Supporters of Egypt's ousted President Mohammed Morsi wave their national flags during a demonstration in Nasr City in Cairo on July 19.
CAIRO – Sayed Ibrahim Ali waved a large flag amid a crowd outside the Rabaa al-Adawiya mosque earlier this week. Supporters of former President Mohammed Morsi have been gathering outside the mosque for the past three weeks demanding he be reinstated.
The 48-year-old mechanic, eagerly shaking his banner in the sun, said “it represents our goal of wanting to live well, to prosper. We’ve been living in darkness for 30 years.”
The Egyptian flag has become one of the most ubiquitous symbols of this country’s recent upheavals. Red, white, and black, with a golden eagle in the center, the world has watched it fly during countless rallies and protests over the past two years.
NBC News / Ziad Jaber
21-year-old Mostafa Mohammad has been selling flags in Tahrir Square since the 2011 revolution.
Amid the displays of patriotism, both ends of Egypt’s political spectrum can agree on one thing: This flag, and the country it represents, means everything to them.
And it’s led to a spike in sales of anything sporting the tricolor.
Egyptian flags are everywhere in Cairo, from the peaks of mosque minarets, to party boats on the Nile. Taxi drivers affix them onto dashboards. Young people sport them on clothes from T-shirts to hats.
Hassan Ali, a 59-year-old flag salesman, set up shop on a wooden cart just outside the pro-Morsi sit-in.

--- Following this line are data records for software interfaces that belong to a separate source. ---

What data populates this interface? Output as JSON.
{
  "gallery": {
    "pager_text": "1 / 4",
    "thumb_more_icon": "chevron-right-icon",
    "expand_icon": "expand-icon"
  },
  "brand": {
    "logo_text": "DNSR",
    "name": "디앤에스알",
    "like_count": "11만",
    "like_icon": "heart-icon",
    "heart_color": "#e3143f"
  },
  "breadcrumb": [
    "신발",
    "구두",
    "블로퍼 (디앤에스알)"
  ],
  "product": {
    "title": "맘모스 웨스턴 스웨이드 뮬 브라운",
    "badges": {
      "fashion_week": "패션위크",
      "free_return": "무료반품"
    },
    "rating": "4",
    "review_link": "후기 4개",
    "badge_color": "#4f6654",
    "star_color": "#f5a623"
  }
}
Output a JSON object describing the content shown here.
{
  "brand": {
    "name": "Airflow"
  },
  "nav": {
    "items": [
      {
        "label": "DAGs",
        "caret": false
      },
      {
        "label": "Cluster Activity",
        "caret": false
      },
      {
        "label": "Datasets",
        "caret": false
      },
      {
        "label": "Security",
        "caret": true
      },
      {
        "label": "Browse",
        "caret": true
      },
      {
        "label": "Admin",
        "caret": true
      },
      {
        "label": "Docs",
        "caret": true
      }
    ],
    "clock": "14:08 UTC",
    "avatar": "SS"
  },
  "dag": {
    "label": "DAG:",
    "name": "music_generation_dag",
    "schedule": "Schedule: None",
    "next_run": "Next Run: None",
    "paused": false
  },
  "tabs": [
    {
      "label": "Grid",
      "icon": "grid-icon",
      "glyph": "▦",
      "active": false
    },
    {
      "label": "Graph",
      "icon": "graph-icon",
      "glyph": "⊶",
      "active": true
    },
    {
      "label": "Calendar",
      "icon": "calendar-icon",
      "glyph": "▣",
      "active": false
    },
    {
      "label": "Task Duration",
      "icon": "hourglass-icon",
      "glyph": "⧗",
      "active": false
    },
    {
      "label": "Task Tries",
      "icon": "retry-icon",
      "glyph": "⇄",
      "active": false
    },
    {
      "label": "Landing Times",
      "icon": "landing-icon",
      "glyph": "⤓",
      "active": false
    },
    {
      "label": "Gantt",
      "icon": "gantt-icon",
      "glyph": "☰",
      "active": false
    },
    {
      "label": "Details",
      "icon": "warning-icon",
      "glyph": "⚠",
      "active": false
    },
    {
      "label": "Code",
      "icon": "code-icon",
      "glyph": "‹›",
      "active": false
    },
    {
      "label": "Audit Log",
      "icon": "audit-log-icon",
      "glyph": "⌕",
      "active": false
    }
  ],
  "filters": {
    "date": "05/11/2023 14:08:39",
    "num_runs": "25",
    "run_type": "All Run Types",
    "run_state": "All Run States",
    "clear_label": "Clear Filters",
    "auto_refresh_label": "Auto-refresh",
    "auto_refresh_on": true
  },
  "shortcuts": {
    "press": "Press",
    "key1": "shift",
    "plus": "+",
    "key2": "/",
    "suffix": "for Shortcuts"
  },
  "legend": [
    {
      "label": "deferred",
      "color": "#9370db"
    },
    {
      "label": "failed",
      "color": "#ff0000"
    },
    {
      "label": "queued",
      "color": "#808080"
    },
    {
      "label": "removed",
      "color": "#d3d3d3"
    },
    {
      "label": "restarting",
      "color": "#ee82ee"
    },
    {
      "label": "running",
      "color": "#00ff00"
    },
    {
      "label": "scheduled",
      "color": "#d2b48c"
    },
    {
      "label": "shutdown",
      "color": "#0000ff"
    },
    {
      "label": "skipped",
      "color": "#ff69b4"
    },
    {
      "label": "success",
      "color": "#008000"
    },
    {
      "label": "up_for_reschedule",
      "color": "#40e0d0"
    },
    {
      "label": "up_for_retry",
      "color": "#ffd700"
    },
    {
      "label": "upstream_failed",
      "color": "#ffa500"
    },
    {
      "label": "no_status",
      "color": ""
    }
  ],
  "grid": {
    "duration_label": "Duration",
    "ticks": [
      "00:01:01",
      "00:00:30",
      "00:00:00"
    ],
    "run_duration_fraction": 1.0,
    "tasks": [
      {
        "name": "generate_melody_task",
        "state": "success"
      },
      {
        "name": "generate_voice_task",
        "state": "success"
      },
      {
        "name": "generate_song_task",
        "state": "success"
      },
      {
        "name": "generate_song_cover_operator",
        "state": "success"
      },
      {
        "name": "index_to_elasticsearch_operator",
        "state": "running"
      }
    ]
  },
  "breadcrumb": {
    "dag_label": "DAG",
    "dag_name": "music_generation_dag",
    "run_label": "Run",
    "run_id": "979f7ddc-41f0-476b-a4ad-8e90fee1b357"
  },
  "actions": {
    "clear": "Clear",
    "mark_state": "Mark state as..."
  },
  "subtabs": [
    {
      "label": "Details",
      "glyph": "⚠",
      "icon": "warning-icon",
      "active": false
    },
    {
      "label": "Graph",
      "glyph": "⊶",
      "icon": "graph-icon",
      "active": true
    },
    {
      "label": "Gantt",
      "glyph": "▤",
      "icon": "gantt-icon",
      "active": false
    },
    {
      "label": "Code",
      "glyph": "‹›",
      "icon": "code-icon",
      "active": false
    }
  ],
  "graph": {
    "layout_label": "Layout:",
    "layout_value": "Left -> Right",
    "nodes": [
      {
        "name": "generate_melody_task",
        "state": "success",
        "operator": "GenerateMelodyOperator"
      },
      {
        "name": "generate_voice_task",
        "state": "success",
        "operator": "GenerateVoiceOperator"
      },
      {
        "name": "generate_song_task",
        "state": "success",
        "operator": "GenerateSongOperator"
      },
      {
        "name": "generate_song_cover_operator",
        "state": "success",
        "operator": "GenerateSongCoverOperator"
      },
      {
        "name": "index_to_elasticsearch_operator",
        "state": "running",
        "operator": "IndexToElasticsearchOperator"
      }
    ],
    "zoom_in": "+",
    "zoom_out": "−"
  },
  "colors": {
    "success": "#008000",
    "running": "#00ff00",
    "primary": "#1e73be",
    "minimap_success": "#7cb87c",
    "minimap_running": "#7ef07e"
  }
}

“I usually sell clothes, but we’re selling these items to feel with our people, to encourage them,” he said. “Some buy flags for themselves, their wives, their kids. People just want to unite under one banner.”
The flags come in different shapes as sizes. Some are cotton, made here in Egypt. Others are made in China, using more expensive satin material.
NBC News/ Ziad Jaber
In addition to flags, enterprising salesmen also feature hats and other wearable accessories.
They range in price from 50 cents for smaller ones up to $5 dollars for larger options. Clever local manufacturers have turned them into accessories, too. Most flag stands sell tricolor buttons and bracelets.
In addition to the Egyptian variety, Ali also sold black flags with the seal of Prophet Muhammad, banners associated with Islamic militant groups.
In total, Ali said he averaged roughly 400 flags sales a day. He said that number swells to over 1,000 during massive protests – but he insisted he had never changed his prices.
On the other side of town, in Tahrir Square, Mostafa Mohammad, 21, had an even larger array of merchandise. Flags from across the Arab world – from Palestine to Saudi Arabia – waved gently at his small market stall.
“I’ve been selling flags on this corner in Tahrir since the Battle of the Camel,” he said, referring to the now infamous moment in 2011 when thugs rushed the square on the backs of camels, beating many of those calling for then-president Hosni Mubarak to step down.
NBC News / Ziad Jaber
Flag stand outside Morsi rally sold militant Islamic flag in addition to Egyptian flag.
“But by far my best sales day ever was on June 30 of this year,” when he says he sold over 1,500 flags.
Schoolteacher Khalid Hassan Moawwad, 47, was in Tahrir Square on June 30 when millions of Egyptians took to the streets calling for an end to Morsi’s rule.
“The Muslim Brothers don’t have an allegiance to any one country. They don’t believe in the idea of a country,” he said, referring to the Islamist group’s wide reach across the Middle East. “Islam is about social justice. They don’t believe in that,” he fumed, as he sipped tea at a makeshift coffee shop in the center of Tahrir.
Remone Reda, a 24-year-old Christian, agreed. “They’re concerned with their own opportunities, not the opportunities of the entire country,” he said, standing on the corner outside Mostafa Mohammad’s flag stand. “The Muslim Brotherhood associates our flag with Morsi, but it’s not theirs alone.”
First published July 18 2013, 12:32 PM